== YOUR ASSIGNMENT ==
Each line of the records that follow must come back exactly, with pictures skipped.

----- RECORDS TO USE

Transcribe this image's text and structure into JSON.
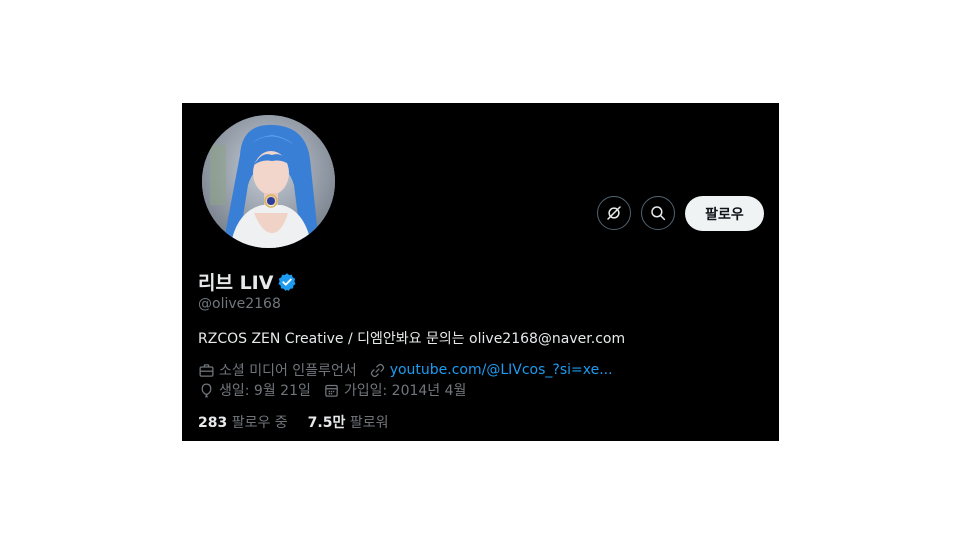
{
  "profile": {
    "name": "리브 LIV",
    "handle": "@olive2168",
    "bio": "RZCOS ZEN Creative / 디엠안봐요 문의는 olive2168@naver.com",
    "category": "소셜 미디어 인플루언서",
    "link": "youtube.com/@LIVcos_?si=xe...",
    "birthday": "생일: 9월 21일",
    "joined": "가입일: 2014년 4월",
    "following_count": "283",
    "following_label": "팔로우 중",
    "followers_count": "7.5만",
    "followers_label": "팔로워"
  },
  "actions": {
    "follow_label": "팔로우"
  },
  "icons": {
    "grok": "grok-icon",
    "search": "search-icon",
    "verified": "verified-badge-icon",
    "category": "briefcase-icon",
    "link": "link-icon",
    "birthday": "balloon-icon",
    "joined": "calendar-icon"
  },
  "colors": {
    "background": "#000000",
    "text": "#e7e9ea",
    "muted": "#71767b",
    "accent": "#1d9bf0",
    "follow_button_bg": "#eff3f4"
  }
}
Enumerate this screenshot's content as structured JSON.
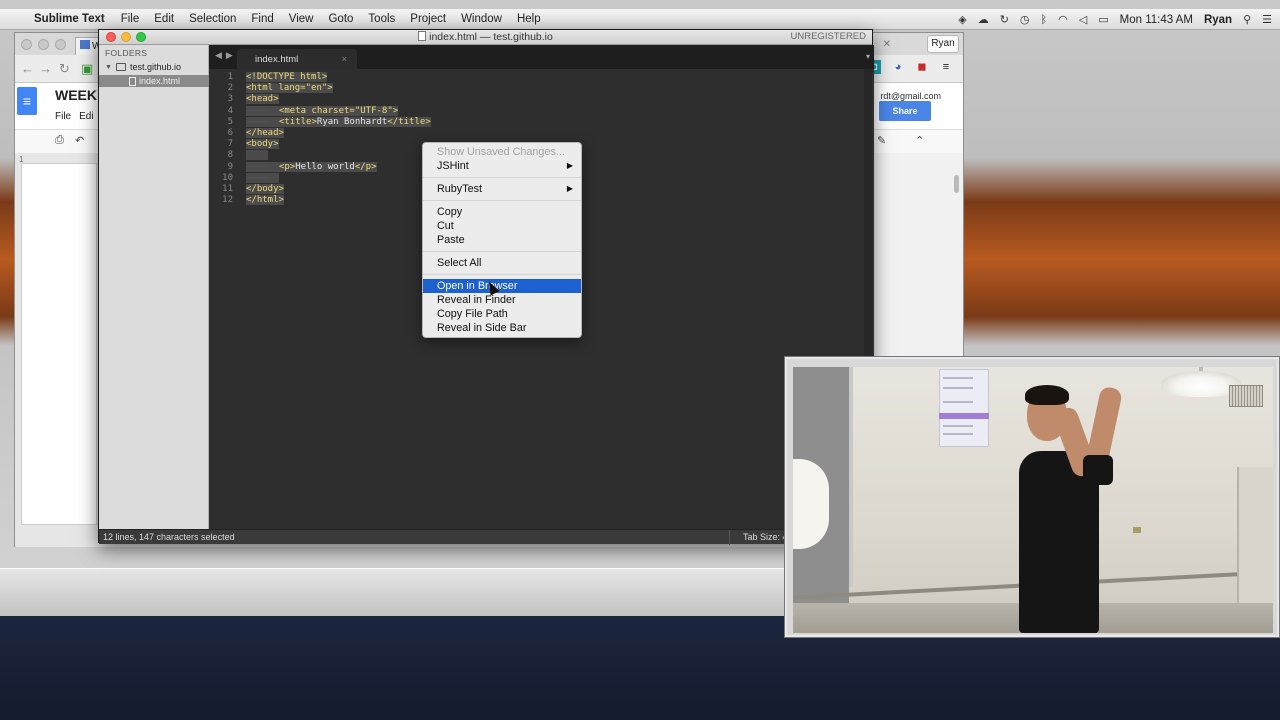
{
  "menubar": {
    "apple_glyph": "",
    "app_name": "Sublime Text",
    "items": [
      "File",
      "Edit",
      "Selection",
      "Find",
      "View",
      "Goto",
      "Tools",
      "Project",
      "Window",
      "Help"
    ],
    "clock": "Mon 11:43 AM",
    "user": "Ryan"
  },
  "chrome": {
    "tab_label": "W",
    "user_chip": "Ryan",
    "docs": {
      "title": "WEEK",
      "menu": [
        "File",
        "Edi"
      ],
      "email": "rdt@gmail.com",
      "share_label": "Share",
      "ruler_number": "1"
    }
  },
  "sublime": {
    "window_title": "index.html — test.github.io",
    "unregistered": "UNREGISTERED",
    "sidebar": {
      "folders_label": "FOLDERS",
      "folder_name": "test.github.io",
      "file_name": "index.html"
    },
    "tab": {
      "label": "index.html",
      "close": "×"
    },
    "tab_dropdown": "▾",
    "line_numbers": [
      "1",
      "2",
      "3",
      "4",
      "5",
      "6",
      "7",
      "8",
      "9",
      "10",
      "11",
      "12"
    ],
    "code": {
      "l1": "<!DOCTYPE html>",
      "l2": "<html lang=\"en\">",
      "l3": "<head>",
      "l4": "<meta charset=\"UTF-8\">",
      "l5_open": "<title>",
      "l5_text": "Ryan Bonhardt",
      "l5_close": "</title>",
      "l6": "</head>",
      "l7": "<body>",
      "l9_open": "<p>",
      "l9_text": "Hello world",
      "l9_close": "</p>",
      "l11": "</body>",
      "l12": "</html>"
    },
    "status_left": "12 lines, 147 characters selected",
    "status_right": "Tab Size: 4"
  },
  "context_menu": {
    "items": [
      {
        "label": "Show Unsaved Changes...",
        "disabled": true
      },
      {
        "label": "JSHint",
        "submenu": true
      },
      {
        "label": "RubyTest",
        "submenu": true
      },
      {
        "label": "Copy"
      },
      {
        "label": "Cut"
      },
      {
        "label": "Paste"
      },
      {
        "label": "Select All"
      },
      {
        "label": "Open in Browser",
        "highlighted": true
      },
      {
        "label": "Reveal in Finder"
      },
      {
        "label": "Copy File Path"
      },
      {
        "label": "Reveal in Side Bar"
      }
    ],
    "submenu_arrow": "▶"
  },
  "colors": {
    "menu_highlight": "#1d60d0",
    "code_tag": "#f1dc7e",
    "editor_bg": "#2e2e2e",
    "share_button": "#4a86e8"
  }
}
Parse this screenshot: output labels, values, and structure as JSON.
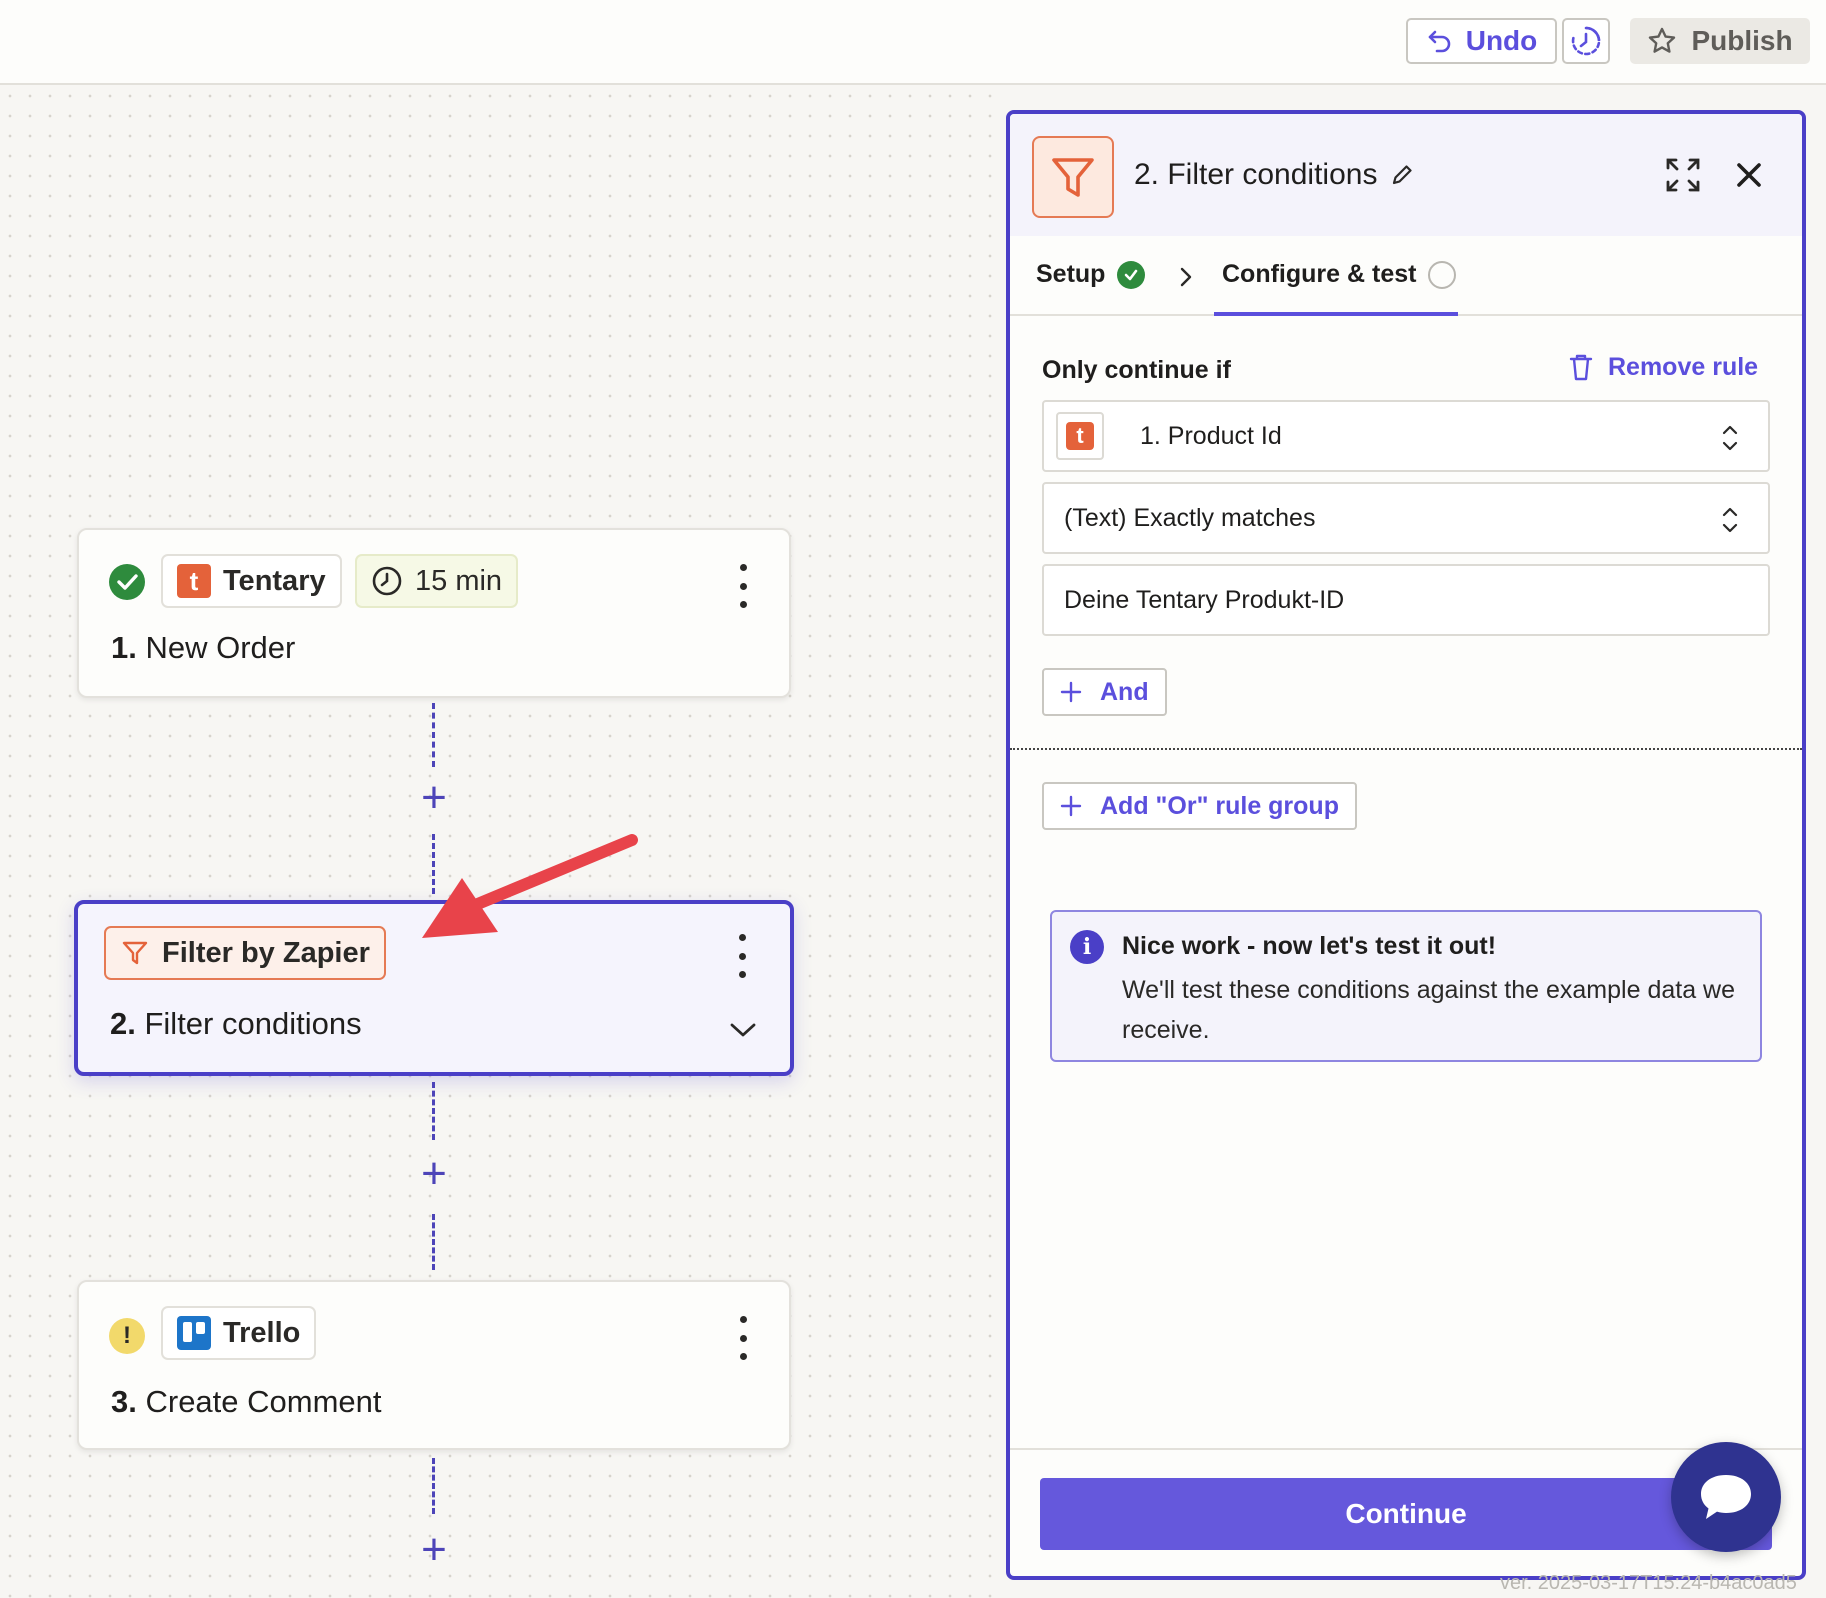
{
  "topbar": {
    "undo_label": "Undo",
    "publish_label": "Publish"
  },
  "canvas": {
    "steps": [
      {
        "app": "Tentary",
        "badge_time": "15 min",
        "number": "1.",
        "title": "New Order",
        "status": "success"
      },
      {
        "app": "Filter by Zapier",
        "number": "2.",
        "title": "Filter conditions",
        "status": "active"
      },
      {
        "app": "Trello",
        "number": "3.",
        "title": "Create Comment",
        "status": "warning",
        "status_glyph": "!"
      }
    ]
  },
  "panel": {
    "title": "2. Filter conditions",
    "tabs": [
      {
        "label": "Setup",
        "state": "complete"
      },
      {
        "label": "Configure & test",
        "state": "active"
      }
    ],
    "rule": {
      "label": "Only continue if",
      "remove_label": "Remove rule",
      "field_value": "1. Product Id",
      "condition_value": "(Text) Exactly matches",
      "match_value": "Deine Tentary Produkt-ID"
    },
    "and_label": "And",
    "or_label": "Add \"Or\" rule group",
    "info": {
      "title": "Nice work - now let's test it out!",
      "body": "We'll test these conditions against the example data we receive."
    },
    "continue_label": "Continue"
  },
  "version_text": "ver. 2025-03-17T15:24-b4ac0ad5",
  "colors": {
    "accent": "#5b4fdd",
    "active_border": "#4a3fc7",
    "success": "#2e8b3d",
    "warning": "#f2d96b",
    "tentary": "#e4623a",
    "trello": "#1d75c9",
    "filter": "#e57a54",
    "annotation_arrow": "#e8434a"
  }
}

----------

== YOUR SOLUTION ==
Transcribe this image's text and structure into JSON.
{
  "profile": {
    "name": "리브 LIV",
    "handle": "@olive2168",
    "bio": "RZCOS ZEN Creative / 디엠안봐요 문의는 olive2168@naver.com",
    "category": "소셜 미디어 인플루언서",
    "link": "youtube.com/@LIVcos_?si=xe...",
    "birthday": "생일: 9월 21일",
    "joined": "가입일: 2014년 4월",
    "following_count": "283",
    "following_label": "팔로우 중",
    "followers_count": "7.5만",
    "followers_label": "팔로워"
  },
  "actions": {
    "follow_label": "팔로우"
  },
  "icons": {
    "grok": "grok-icon",
    "search": "search-icon",
    "verified": "verified-badge-icon",
    "category": "briefcase-icon",
    "link": "link-icon",
    "birthday": "balloon-icon",
    "joined": "calendar-icon"
  },
  "colors": {
    "background": "#000000",
    "text": "#e7e9ea",
    "muted": "#71767b",
    "accent": "#1d9bf0",
    "follow_button_bg": "#eff3f4"
  }
}
Enumerate this screenshot's content as structured JSON.
{
  "menubar": {
    "apple_glyph": "",
    "app_name": "Sublime Text",
    "items": [
      "File",
      "Edit",
      "Selection",
      "Find",
      "View",
      "Goto",
      "Tools",
      "Project",
      "Window",
      "Help"
    ],
    "clock": "Mon 11:43 AM",
    "user": "Ryan"
  },
  "chrome": {
    "tab_label": "W",
    "user_chip": "Ryan",
    "docs": {
      "title": "WEEK",
      "menu": [
        "File",
        "Edi"
      ],
      "email": "rdt@gmail.com",
      "share_label": "Share",
      "ruler_number": "1"
    }
  },
  "sublime": {
    "window_title": "index.html — test.github.io",
    "unregistered": "UNREGISTERED",
    "sidebar": {
      "folders_label": "FOLDERS",
      "folder_name": "test.github.io",
      "file_name": "index.html"
    },
    "tab": {
      "label": "index.html",
      "close": "×"
    },
    "tab_dropdown": "▾",
    "line_numbers": [
      "1",
      "2",
      "3",
      "4",
      "5",
      "6",
      "7",
      "8",
      "9",
      "10",
      "11",
      "12"
    ],
    "code": {
      "l1": "<!DOCTYPE html>",
      "l2": "<html lang=\"en\">",
      "l3": "<head>",
      "l4": "<meta charset=\"UTF-8\">",
      "l5_open": "<title>",
      "l5_text": "Ryan Bonhardt",
      "l5_close": "</title>",
      "l6": "</head>",
      "l7": "<body>",
      "l9_open": "<p>",
      "l9_text": "Hello world",
      "l9_close": "</p>",
      "l11": "</body>",
      "l12": "</html>"
    },
    "status_left": "12 lines, 147 characters selected",
    "status_right": "Tab Size: 4"
  },
  "context_menu": {
    "items": [
      {
        "label": "Show Unsaved Changes...",
        "disabled": true
      },
      {
        "label": "JSHint",
        "submenu": true
      },
      {
        "label": "RubyTest",
        "submenu": true
      },
      {
        "label": "Copy"
      },
      {
        "label": "Cut"
      },
      {
        "label": "Paste"
      },
      {
        "label": "Select All"
      },
      {
        "label": "Open in Browser",
        "highlighted": true
      },
      {
        "label": "Reveal in Finder"
      },
      {
        "label": "Copy File Path"
      },
      {
        "label": "Reveal in Side Bar"
      }
    ],
    "submenu_arrow": "▶"
  },
  "colors": {
    "menu_highlight": "#1d60d0",
    "code_tag": "#f1dc7e",
    "editor_bg": "#2e2e2e",
    "share_button": "#4a86e8"
  }
}
Parse this screenshot: output labels, values, and structure as JSON.
{
  "topbar": {
    "undo_label": "Undo",
    "publish_label": "Publish"
  },
  "canvas": {
    "steps": [
      {
        "app": "Tentary",
        "badge_time": "15 min",
        "number": "1.",
        "title": "New Order",
        "status": "success"
      },
      {
        "app": "Filter by Zapier",
        "number": "2.",
        "title": "Filter conditions",
        "status": "active"
      },
      {
        "app": "Trello",
        "number": "3.",
        "title": "Create Comment",
        "status": "warning",
        "status_glyph": "!"
      }
    ]
  },
  "panel": {
    "title": "2. Filter conditions",
    "tabs": [
      {
        "label": "Setup",
        "state": "complete"
      },
      {
        "label": "Configure & test",
        "state": "active"
      }
    ],
    "rule": {
      "label": "Only continue if",
      "remove_label": "Remove rule",
      "field_value": "1. Product Id",
      "condition_value": "(Text) Exactly matches",
      "match_value": "Deine Tentary Produkt-ID"
    },
    "and_label": "And",
    "or_label": "Add \"Or\" rule group",
    "info": {
      "title": "Nice work - now let's test it out!",
      "body": "We'll test these conditions against the example data we receive."
    },
    "continue_label": "Continue"
  },
  "version_text": "ver. 2025-03-17T15:24-b4ac0ad5",
  "colors": {
    "accent": "#5b4fdd",
    "active_border": "#4a3fc7",
    "success": "#2e8b3d",
    "warning": "#f2d96b",
    "tentary": "#e4623a",
    "trello": "#1d75c9",
    "filter": "#e57a54",
    "annotation_arrow": "#e8434a"
  }
}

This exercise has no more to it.